The House of the Spirits is deeply rooted in Chile’s uniquely troubled history. Allende grew up in Chile’s turbulent post-colonial years and that is reflected in this novel, in which three generations of the Trueba family live through a series of revolutions and dictatorships. The first and last protagonists are grandmother and granddaughter. Allende explores the lives of twentieth-century women and the Chilean and South American culture that sustains them. The House of the Spirits is Allende’s first novel, after which she was to go on to be one of Chile’s major writers.
Love in the Time of Cholera
by Gabriel García Márquez (Colombia), 1985
This is an apparently simple love story by the most accomplished Colombian novelist. Two young people fall madly in love, but Fermina finally decides to marry a well-connected, wealthy doctor, breaking the young Florentino’s heart. He focuses his mind on his business career and cynically embarks on a series of affairs, 622 of them. Throughout all that time his heart has belonged only to Fermina while she and the doctor enjoy a happy marriage and grow old together She loses contact with Florentino. Almost fifty-one years after Fermina’s marriage the doctor dies and Florentino attends his funeral. He declares his love for Fermina, and after hesitating, she responds to his passion and they resume their courtship. The novel ends with their going on a steamship cruise up the river.
by Roberto Bolano (Chile), 2004

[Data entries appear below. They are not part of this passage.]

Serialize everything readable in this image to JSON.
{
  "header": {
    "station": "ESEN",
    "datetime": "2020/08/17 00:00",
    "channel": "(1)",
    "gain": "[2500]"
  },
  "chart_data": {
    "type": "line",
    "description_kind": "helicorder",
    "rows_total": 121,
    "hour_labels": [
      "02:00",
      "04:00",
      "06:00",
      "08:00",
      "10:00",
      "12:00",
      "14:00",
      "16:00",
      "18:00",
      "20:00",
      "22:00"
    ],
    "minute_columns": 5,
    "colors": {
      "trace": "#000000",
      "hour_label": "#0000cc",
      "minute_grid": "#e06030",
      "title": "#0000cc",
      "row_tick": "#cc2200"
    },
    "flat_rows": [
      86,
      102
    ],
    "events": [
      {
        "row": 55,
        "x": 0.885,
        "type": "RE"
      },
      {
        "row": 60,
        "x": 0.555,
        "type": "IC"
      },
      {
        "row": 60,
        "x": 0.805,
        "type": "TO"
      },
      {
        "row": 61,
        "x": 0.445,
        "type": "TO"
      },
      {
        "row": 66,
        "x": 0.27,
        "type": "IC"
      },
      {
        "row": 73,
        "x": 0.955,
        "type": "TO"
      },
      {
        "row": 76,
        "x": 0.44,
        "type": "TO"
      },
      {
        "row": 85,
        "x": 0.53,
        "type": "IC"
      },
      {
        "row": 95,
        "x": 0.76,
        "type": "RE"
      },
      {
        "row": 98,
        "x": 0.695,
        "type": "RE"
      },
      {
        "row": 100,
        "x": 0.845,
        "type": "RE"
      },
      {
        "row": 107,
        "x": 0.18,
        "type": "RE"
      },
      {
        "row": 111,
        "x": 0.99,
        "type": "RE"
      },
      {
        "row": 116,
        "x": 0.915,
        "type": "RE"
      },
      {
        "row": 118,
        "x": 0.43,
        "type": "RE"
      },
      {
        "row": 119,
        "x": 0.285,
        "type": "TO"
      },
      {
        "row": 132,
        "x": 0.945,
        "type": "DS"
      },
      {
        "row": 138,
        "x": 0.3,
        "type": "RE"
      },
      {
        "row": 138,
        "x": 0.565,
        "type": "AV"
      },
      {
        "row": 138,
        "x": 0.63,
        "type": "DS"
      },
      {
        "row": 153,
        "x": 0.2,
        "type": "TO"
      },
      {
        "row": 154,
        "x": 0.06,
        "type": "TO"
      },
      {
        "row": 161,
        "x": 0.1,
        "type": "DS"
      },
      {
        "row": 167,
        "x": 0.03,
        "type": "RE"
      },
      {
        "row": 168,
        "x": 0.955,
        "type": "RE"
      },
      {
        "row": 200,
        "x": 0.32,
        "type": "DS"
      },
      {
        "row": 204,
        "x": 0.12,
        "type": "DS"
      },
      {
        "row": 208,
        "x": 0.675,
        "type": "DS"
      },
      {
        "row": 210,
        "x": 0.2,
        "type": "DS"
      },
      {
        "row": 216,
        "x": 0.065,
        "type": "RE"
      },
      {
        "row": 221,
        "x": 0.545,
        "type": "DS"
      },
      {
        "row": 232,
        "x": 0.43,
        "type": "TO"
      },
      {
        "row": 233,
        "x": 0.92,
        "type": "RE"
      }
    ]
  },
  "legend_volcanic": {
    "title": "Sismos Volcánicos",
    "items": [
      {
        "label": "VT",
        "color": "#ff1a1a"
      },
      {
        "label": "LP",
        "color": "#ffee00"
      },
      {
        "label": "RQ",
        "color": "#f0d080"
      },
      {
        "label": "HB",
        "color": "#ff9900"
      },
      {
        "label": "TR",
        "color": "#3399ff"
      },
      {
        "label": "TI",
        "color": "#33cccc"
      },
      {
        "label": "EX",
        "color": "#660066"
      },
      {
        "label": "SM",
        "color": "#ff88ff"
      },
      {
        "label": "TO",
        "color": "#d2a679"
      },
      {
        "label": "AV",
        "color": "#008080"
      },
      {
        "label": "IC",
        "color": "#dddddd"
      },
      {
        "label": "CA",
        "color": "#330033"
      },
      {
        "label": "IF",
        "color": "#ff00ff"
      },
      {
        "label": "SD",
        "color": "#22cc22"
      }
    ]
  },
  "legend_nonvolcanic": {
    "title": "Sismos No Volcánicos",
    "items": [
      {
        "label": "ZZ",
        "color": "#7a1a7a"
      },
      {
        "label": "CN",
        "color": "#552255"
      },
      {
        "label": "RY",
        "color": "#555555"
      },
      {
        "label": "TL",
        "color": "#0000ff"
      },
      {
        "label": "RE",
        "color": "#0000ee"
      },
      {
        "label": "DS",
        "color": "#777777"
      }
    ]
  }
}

This is the Chilean novelist, Bolano’s, last novel. Its basic story involves an elusive German writer and the unsolved, ongoing murders of women in the city of Santa Teresa. There are multiple settings – in addition to Santa Teresa, the action goes to the eastern front of World War II, various places in the academic world, and takes in such things as mental illness, journalism, loss in relationships and careers and social degeneration. It is a huge literary canvas where twentieth-century themes are explored through a wide variety of characters, time zones, locations, and plots within plots.
And that’s our pick of the best South American novels. You may also like our article on the best Latin American authors. What’s your take – any South American books missing from this list you think we should add? Let us know in the comments section below.